If you are a "geek" like me, you have encountered many posts regarding how to explain search engine optimization (SEO) to your clients or workplace. I have come across many (good and bad) analogies to SEO using physical fitness, fishing, even sex. The truth is that many web marketers, myself included, are routinely challenged how to explain the purpose of SEO to the uninformed.
Personally, I identify with numbers. The bottom-line resonates with me; perhaps it's my experience working with (and for) small-businesses. I have seen estimates ranging anywhere from 240,000,000 to over 1,000,000,000,000 total websites available on the WWW. Regardless of the total number, it should be clear that your web presence is going to be hard to come by for the average web user.
It's imperative that you do everything in your power to ensure that your particular site becomes viewed by your audience. Otherwise, your site will not be noticed and you are throwing away your money - period.
About this time in the conversation, I usually receive a half-sarcastic (though perfectly reasonable) question. "Shouldn't you program all of your websites to allow for search engines to find your site?" The simple answer is - Yes! I firmly believe that EVERY web developer should have basic knowledge of internal (website specific) search engine optimization tactics and Best Practices. This includes programming website elements with the following considerations:
properly formatted CSS/HTML
META description tag
proper internal cross links
avoiding duplicate pages/content
creation and submittal of an XML sitemaps file
Tagging non-HTML content (such as PDFs, DOCs, Flash and AJAX)
-- But this is where search engine optimization ends in terms of programming.
Beyond these above-mentioned tactics, I feel that SEO is an extremely complicated task. For you see, the above best practice tactics only allow search engines with the ability to properly query (search) your content. They do not ensure that search engines WILL in fact come to your site. -- HUH?!
Just to be clear, search engine optimization includes many more tactics than simply programming a site effectively.
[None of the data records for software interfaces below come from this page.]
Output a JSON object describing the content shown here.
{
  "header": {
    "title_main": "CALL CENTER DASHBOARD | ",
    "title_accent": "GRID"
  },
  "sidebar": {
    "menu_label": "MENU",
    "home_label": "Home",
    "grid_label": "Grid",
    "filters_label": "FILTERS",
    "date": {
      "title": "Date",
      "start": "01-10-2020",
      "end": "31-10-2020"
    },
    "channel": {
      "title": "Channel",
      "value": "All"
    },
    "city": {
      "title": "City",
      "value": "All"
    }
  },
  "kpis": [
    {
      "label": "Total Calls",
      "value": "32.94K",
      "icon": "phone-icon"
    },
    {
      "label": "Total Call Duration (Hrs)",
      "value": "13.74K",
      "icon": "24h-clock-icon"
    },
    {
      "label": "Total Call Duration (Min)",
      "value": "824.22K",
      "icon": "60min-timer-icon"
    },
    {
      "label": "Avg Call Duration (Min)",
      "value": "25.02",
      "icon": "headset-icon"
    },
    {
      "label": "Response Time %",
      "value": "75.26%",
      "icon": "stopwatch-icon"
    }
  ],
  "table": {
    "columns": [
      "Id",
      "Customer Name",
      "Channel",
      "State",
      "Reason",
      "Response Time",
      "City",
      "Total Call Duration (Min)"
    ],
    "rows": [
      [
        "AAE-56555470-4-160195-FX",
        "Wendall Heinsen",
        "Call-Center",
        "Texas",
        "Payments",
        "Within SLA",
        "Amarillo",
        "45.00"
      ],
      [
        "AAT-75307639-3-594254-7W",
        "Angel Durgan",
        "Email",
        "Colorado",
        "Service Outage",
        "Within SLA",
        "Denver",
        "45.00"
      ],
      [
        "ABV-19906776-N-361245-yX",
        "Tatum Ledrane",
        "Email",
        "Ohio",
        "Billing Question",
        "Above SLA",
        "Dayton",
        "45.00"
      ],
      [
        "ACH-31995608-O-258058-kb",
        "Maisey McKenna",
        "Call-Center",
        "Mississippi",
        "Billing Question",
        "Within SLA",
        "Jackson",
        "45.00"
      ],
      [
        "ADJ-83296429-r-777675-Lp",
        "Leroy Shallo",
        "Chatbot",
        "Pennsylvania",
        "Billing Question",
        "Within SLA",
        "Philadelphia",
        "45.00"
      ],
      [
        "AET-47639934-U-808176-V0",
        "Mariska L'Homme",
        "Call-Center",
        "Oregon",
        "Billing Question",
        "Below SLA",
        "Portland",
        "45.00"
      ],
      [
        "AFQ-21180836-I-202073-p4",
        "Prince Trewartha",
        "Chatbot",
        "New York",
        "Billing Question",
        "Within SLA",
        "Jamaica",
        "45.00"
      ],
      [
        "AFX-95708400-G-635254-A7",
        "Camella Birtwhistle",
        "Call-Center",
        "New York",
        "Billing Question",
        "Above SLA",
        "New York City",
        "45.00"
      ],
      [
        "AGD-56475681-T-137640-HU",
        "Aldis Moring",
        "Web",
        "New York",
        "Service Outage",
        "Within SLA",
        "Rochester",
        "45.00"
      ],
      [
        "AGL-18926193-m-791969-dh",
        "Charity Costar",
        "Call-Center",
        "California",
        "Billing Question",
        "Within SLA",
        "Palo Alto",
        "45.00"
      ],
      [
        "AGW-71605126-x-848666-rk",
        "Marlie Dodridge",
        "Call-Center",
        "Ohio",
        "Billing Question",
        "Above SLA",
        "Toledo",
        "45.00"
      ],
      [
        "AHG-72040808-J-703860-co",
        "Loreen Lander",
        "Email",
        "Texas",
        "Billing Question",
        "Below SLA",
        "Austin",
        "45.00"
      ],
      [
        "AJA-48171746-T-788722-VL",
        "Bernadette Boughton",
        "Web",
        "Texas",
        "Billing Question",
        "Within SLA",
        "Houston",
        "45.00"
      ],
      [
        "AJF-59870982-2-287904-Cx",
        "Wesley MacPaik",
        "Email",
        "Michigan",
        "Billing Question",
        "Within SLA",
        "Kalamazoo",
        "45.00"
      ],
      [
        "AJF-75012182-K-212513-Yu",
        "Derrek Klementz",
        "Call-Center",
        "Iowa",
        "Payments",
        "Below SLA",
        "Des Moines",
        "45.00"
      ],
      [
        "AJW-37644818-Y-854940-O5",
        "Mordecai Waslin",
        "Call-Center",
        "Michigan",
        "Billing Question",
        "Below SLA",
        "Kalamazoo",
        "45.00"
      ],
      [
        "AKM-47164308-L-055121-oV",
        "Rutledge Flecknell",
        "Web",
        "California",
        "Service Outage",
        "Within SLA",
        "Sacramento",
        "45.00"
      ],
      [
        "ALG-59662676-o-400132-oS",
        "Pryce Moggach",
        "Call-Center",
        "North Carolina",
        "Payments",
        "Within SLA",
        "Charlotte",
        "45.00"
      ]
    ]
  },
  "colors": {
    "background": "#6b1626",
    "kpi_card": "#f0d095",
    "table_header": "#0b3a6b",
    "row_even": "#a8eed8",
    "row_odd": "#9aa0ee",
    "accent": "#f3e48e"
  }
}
SEO also involves the following skillsets, which I believe are better suited for a marketer as opposed to a programmer:
Can you identify keywords that are going to more likely get you listed within SERPs (Search Engine Results Pages)? It should not be a guessing game. Nor should it involve spoofing or cloaking results to "trick" search engines into querying your page.
It's always a wise idea to at least become familar with your competition. With regards to SEO, how does your site compare with the competition? What are they doing to ensure that their page appears within SERPs? How can you do a better job than them?
Organic linking strategies:
Is your site listed within third party business directories, local business listings, affiliate websites and networks?
Utilization of social media and other forms of emerging media:
Social media sites, blogs, forums, video sharing, and general WOM (word of mouth) sites all help in gaining your exposure.
Geo-targeting data when necessary:
Is your data more relevant in a particular country, state, region or zip code? There are tactics that you can employ to help users locate your site.
Great! A user/visitor has arrived at your site for the first time. How do you ensure that your information resonates with them and draws them into coming back? Does this involve refreshing content regularly or do you need to perform A/B and/or multivariate testing? How do you know when to apply a particular tactic to ensure this occurs?
There is quite a bit of "smoke and mirrors" with SEO. Unfortunately this field get's a bad rap for containing a good deal of "Snakeoil Salesman." The reputable ones routinely struggle to differentiate from the non-reputable. As a result, I feel a little education goes a long way in this field.
This differentiates me from others within my field. I strongly believe in teaching my clients and colleagues how to implement basic SEO strategies. I believe there are simple tactics that others can do that will aid in achieving a desired result.
After all, wouldn't education help alleviate the need to explain the importance of SEO to your clients and colleagues in the first place?